Take each line of the data that contains the string "title" and copy it.

··· Records for the task ···

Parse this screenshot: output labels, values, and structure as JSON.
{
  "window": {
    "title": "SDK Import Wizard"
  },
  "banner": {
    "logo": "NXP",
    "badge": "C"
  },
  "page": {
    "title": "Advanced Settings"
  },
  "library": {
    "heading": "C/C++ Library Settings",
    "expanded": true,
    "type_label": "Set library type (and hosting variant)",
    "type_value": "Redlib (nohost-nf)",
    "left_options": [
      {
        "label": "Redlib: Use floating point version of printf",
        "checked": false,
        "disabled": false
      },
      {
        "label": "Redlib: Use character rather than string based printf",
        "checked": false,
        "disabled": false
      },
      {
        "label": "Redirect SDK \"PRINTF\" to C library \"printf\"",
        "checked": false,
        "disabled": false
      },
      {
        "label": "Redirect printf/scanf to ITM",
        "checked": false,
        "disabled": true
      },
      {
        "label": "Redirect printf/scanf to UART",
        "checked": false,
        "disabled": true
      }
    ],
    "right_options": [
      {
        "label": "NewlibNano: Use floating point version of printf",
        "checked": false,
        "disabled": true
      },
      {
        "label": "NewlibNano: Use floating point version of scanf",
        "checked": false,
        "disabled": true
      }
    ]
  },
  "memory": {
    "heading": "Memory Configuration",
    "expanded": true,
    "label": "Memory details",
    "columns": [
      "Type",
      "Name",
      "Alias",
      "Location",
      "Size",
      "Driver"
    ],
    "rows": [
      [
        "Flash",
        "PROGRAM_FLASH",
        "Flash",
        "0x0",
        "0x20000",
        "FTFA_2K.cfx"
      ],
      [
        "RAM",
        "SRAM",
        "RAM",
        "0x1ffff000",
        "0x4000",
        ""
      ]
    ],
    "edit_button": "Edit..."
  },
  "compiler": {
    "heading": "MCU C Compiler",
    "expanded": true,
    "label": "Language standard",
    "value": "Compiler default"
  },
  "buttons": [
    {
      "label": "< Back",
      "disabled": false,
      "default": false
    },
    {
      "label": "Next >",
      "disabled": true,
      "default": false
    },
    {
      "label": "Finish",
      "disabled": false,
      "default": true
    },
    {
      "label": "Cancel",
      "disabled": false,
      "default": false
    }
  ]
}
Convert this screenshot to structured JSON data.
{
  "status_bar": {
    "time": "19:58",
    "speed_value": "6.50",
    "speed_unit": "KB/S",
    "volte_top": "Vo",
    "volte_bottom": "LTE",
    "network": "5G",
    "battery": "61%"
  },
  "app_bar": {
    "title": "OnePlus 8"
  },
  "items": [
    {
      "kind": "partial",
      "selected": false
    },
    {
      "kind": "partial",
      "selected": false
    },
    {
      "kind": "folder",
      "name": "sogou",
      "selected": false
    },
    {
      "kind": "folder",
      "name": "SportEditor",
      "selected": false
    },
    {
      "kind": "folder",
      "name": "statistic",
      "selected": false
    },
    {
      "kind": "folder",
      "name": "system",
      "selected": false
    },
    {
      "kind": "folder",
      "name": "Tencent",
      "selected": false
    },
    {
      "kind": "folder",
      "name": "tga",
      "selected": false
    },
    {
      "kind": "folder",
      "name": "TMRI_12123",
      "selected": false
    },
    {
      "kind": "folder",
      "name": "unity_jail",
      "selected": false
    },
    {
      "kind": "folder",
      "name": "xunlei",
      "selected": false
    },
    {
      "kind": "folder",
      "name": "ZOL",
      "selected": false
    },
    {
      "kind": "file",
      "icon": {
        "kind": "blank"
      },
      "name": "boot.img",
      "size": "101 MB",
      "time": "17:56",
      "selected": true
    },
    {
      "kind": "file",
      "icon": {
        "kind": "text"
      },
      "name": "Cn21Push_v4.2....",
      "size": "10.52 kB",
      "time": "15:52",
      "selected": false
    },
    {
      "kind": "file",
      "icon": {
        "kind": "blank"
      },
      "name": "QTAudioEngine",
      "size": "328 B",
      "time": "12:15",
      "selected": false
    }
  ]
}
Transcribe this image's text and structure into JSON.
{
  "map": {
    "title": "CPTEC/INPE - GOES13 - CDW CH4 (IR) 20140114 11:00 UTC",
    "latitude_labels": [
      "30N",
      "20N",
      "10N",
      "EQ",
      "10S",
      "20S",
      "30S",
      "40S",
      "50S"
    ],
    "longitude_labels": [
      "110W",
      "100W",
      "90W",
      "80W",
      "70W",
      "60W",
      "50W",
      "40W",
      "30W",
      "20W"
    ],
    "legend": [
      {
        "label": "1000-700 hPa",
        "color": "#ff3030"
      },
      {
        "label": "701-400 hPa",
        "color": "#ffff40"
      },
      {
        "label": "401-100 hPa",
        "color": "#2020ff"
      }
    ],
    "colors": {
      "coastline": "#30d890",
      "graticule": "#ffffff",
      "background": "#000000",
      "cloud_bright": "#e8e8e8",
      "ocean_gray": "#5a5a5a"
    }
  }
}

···

▸ Reply to the task:
    "title": "SDK Import Wizard"
    "title": "Advanced Settings"
    "title": "OnePlus 8"
    "title": "CPTEC/INPE - GOES13 - CDW CH4 (IR) 20140114 11:00 UTC",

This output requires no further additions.